On the one hand, Emmanuel Macron and Olaf Scholz try to speak into the handset. At the other end of the phone, Vladimir Putin is relaxing in a bloodbath. This week, the Polish weekly Wprost puts on the front page the “compromises” of the German and French leaders, whose only objective would be to “save face for Putin”.
Unsubtle as it may be, this cover of the conservative Warsaw newspaper illustrates an increasingly widespread feeling in northern and eastern Europe: the Franco-German couple, by trying to spare the Kremlin and negotiate with Putin, would justify Russia’s brutal invasion of Ukraine.
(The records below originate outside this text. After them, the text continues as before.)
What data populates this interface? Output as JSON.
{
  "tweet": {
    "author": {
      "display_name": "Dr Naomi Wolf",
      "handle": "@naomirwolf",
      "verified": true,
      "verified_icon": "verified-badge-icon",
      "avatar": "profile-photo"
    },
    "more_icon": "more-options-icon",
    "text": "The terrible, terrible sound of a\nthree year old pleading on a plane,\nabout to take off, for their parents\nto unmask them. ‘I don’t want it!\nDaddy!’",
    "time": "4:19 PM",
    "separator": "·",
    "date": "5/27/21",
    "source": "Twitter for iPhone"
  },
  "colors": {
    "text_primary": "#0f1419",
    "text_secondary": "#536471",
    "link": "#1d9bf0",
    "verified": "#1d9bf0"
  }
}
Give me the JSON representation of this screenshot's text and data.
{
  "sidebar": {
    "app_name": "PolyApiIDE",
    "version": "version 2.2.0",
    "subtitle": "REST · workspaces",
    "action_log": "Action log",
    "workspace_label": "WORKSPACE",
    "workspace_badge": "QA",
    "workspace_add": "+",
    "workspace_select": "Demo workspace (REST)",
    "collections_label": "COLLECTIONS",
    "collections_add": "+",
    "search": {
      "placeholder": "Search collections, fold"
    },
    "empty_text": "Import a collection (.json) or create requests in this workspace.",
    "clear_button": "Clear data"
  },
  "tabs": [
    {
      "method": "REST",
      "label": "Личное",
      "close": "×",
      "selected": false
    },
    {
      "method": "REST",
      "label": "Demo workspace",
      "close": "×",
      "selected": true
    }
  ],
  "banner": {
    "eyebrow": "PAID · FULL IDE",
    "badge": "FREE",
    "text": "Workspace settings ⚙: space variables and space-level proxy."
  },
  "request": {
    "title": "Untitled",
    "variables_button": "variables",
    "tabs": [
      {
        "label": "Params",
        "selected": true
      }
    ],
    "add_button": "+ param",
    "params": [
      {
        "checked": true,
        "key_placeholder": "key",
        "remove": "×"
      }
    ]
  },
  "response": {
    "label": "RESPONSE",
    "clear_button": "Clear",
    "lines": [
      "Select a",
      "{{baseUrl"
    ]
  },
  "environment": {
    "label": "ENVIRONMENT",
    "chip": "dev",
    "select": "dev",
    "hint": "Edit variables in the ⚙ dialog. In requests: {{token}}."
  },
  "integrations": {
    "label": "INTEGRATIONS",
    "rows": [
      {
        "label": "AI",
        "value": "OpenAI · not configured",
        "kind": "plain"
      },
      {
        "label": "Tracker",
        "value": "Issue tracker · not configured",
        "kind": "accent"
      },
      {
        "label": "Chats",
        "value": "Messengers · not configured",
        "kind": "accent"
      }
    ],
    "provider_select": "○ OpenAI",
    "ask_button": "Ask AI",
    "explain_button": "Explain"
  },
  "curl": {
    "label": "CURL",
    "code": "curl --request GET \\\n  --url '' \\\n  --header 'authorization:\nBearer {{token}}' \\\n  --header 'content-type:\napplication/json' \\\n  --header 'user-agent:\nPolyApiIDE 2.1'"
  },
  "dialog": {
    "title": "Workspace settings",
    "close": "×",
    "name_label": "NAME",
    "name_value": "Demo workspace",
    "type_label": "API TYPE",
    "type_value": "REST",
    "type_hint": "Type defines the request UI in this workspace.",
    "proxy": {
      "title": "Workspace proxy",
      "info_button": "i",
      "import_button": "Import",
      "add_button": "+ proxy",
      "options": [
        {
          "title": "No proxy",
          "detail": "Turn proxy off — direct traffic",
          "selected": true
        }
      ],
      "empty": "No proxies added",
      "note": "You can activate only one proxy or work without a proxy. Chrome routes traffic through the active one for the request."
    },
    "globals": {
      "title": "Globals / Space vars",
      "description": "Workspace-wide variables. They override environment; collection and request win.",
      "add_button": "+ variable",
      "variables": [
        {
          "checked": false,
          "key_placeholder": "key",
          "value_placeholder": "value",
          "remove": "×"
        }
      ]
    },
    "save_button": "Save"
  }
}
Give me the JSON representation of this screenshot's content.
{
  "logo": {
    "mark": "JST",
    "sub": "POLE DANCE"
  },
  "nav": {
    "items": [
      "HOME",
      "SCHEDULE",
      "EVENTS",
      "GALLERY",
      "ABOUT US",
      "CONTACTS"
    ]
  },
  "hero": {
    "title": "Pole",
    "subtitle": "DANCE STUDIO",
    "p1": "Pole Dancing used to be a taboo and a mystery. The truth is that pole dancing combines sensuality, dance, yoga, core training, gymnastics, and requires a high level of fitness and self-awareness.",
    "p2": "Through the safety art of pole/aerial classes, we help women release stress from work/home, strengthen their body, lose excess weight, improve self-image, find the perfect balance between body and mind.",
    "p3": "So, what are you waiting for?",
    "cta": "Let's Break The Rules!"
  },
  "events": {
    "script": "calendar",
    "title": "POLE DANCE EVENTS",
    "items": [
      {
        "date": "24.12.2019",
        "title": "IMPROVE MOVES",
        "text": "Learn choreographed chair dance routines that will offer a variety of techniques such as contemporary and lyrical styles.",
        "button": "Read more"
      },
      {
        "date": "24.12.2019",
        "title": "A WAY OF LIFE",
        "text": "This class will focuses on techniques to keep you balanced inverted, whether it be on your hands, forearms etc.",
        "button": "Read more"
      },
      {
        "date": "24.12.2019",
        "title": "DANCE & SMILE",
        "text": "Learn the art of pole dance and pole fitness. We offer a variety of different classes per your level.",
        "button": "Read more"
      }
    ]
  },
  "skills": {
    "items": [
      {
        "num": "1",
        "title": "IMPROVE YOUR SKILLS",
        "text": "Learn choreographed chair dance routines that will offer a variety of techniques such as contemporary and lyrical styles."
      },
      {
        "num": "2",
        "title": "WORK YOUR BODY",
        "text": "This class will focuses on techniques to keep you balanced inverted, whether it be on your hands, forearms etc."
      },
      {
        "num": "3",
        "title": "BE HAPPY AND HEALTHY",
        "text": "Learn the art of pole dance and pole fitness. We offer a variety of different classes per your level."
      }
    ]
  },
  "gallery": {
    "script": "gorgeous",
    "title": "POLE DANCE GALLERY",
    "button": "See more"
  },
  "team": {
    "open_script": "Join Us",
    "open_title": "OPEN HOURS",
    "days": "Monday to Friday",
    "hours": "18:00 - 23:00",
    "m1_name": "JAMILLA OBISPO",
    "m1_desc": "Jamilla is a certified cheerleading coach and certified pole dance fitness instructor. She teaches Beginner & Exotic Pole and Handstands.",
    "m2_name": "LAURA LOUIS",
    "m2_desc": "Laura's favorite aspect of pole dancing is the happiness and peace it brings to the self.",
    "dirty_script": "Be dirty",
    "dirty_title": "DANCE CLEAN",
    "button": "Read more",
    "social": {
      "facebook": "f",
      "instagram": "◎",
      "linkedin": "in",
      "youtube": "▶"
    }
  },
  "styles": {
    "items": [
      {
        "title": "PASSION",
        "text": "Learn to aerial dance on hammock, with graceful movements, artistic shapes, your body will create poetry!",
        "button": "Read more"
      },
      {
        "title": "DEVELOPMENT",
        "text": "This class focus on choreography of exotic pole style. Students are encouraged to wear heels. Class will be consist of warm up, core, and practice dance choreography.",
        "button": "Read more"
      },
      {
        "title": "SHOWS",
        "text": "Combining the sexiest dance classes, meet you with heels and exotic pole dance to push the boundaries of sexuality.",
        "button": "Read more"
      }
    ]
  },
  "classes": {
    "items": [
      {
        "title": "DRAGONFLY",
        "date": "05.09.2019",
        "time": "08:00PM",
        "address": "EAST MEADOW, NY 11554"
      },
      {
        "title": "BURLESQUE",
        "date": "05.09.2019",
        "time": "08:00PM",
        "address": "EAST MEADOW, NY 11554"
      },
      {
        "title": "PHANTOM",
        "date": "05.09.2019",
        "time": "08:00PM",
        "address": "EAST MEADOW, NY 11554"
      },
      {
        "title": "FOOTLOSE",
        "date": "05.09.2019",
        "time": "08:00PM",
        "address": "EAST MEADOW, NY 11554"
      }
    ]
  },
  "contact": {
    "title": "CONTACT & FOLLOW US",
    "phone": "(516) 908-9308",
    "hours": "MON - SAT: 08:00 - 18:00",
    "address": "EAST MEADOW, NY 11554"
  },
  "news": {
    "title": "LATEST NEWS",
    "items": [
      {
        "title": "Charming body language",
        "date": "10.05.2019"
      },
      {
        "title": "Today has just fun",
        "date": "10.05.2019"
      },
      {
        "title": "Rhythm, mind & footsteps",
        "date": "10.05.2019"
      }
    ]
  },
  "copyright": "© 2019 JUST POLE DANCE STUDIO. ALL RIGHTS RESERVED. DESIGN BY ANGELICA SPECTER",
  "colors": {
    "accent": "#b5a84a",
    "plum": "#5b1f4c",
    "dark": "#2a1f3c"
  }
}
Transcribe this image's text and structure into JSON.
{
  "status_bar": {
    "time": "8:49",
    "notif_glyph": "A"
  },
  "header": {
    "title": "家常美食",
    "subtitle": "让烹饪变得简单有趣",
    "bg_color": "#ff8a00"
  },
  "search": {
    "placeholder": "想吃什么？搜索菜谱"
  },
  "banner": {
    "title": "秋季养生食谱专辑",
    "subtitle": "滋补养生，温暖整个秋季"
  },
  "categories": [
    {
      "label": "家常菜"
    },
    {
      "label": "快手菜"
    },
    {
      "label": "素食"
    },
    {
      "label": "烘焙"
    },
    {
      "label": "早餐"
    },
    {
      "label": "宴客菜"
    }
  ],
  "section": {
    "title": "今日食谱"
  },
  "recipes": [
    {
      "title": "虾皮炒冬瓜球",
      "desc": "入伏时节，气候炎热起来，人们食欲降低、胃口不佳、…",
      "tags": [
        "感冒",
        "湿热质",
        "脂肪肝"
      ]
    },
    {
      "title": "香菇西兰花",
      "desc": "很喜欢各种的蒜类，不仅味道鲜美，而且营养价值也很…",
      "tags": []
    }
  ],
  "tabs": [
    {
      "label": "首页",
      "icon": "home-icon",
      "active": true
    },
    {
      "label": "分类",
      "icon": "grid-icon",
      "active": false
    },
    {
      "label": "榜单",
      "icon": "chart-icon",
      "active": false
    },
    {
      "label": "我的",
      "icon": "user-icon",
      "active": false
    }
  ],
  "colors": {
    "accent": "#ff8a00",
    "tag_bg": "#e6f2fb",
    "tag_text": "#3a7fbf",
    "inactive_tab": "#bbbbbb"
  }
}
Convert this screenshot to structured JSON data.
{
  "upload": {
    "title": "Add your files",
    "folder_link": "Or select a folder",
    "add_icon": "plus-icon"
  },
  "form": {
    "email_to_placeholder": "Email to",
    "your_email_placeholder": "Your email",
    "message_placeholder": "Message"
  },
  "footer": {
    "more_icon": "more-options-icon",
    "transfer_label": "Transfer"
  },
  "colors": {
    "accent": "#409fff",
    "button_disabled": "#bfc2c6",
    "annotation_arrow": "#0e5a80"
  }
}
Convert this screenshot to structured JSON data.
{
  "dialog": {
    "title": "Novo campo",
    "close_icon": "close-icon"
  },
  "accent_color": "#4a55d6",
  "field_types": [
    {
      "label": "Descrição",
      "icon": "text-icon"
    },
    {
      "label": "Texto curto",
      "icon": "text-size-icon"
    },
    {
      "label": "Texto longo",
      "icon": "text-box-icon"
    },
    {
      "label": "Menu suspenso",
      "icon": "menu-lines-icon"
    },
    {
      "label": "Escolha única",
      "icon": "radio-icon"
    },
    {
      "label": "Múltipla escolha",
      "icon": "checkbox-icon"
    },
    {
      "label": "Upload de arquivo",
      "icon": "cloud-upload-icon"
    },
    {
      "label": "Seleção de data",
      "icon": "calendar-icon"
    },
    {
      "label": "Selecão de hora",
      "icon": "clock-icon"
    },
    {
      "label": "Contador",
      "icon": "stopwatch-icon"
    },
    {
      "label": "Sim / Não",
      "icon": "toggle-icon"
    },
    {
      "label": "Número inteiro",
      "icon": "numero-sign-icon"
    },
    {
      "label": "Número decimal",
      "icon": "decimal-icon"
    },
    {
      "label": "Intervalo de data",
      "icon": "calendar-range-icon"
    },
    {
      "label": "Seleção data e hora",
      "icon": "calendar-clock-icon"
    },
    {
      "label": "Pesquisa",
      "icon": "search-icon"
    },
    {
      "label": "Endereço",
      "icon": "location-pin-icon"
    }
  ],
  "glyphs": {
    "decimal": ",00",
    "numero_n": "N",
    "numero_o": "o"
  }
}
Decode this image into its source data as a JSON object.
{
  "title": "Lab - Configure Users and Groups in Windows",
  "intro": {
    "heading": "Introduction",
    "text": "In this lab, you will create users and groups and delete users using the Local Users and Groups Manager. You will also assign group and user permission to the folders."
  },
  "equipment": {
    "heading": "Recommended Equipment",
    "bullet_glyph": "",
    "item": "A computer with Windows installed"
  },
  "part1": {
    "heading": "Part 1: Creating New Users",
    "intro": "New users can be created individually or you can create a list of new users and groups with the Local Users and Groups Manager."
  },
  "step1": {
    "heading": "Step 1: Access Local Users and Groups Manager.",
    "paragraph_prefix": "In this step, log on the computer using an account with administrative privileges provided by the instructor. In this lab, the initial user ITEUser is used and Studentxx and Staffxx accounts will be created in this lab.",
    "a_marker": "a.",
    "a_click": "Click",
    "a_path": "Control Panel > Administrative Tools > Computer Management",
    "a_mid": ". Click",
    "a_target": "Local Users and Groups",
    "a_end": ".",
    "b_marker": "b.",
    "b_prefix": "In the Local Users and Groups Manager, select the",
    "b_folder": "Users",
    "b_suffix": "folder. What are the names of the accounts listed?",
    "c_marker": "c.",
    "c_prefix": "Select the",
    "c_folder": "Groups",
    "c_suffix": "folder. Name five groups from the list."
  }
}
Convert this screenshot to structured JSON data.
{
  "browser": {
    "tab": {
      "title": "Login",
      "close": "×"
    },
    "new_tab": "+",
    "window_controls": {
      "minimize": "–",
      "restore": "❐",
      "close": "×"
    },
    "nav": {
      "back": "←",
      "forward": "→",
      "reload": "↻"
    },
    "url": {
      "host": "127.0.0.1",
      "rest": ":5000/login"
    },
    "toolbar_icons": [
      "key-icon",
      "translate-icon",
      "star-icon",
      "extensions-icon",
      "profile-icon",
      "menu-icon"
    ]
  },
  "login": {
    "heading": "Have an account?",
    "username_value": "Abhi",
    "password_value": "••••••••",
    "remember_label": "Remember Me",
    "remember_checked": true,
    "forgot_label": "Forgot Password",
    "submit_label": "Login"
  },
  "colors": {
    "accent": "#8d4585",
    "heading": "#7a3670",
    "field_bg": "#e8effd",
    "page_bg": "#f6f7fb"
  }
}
Worse, some accuse Paris and Berlin of pushing kyiv to cede land to Russia to end the war, which the Elysée has always refuted.
If the Franco-German maneuvers remain vague, European misunderstanding is very real. “A structural fault line is forming in Europe, between a camp led by the Baltic countries and Poland, and another led by France, Germany and Italy, observes Ricardo Borges de Castro, director deputy of the European Policy Center, a think tank based in Brussels.Europeans do not agree on the end goal of this war, which creates even greater divisions than between North and South at the time of the debt crisis, a fracture even more serious than at the start of the pandemic. Europe is facing an existential crisis.”
The Baltic countries and Poland are indeed the most vehement against the Franco-German couple: they reproach him for his inaction vis-à-vis Vladimir Putin during his twenty years in power, in particular after his annexation of Crimea in 2014, and his desire to maintain dialogue with the Kremlin in the midst of an invasion of Ukraine. Beyond Emmanuel Macron’s wish “to avoid humiliating Russia”, the whole Franco-German strategy is called into question.
May 28 marks a break in European unity around Ukraine: that day, Macron and Scholz spend long minutes on the telephone with the head of the Kremlin, in order to release the tons of cereals and fertilizers immobilized in Ukrainian ports. If Volodymyr Zelensky is, as always, warned of this exchange upstream, this is not the case for the European allies. The phone call goes very badly. Latvian Defense Minister Artis Pabriks speaks of a “humiliation” on Twitter. “Call Putin for 80 minutes, isn’t it, to paraphrase Macron, brain death?, the very media-savvy Estonian MP Marko Mihkelson is carried away on Facebook. Macron and Scholz should hang up the phone and go urgently to Ukraine. I hope their strange behavior is not motivated by the fear of losing influence in a democratic Europe that would include Ukraine, but also Moldova and Georgia…”
The question of American influence in Europe forms the backdrop to these divisions. For five years, Emmanuel Macron has been campaigning for strategic autonomy for Europe, which would no longer need its unstable American big brother to defend itself. But the war in Ukraine has caused the Americans and NATO to come back in force on the Old Continent, much to the relief of the Baltics and Eastern Europeans. “It is logical that France and Germany want to maintain a degree of autonomy vis-à-vis the United States, but Emmanuel Macron wants to go further and advance his idea of sovereign Europe, underlines Ricardo Borges de Castro The French president should note, however, that at the moment he is not making any friends in Eastern Europe and the Baltics.”
In order to reconcile Europe, the Franco-German couple could start with a visit to kyiv. Almost all the Heads of State of Central and Eastern Europe have visited President Zelensky’s bedside, and the Western absence is beginning to weigh. Both Emmanuel Macron and Olaf Scholz say such a trip will happen as soon as they have “concrete solutions to bring” to Ukraine. One question remains, however: at that time, will they still be welcome there?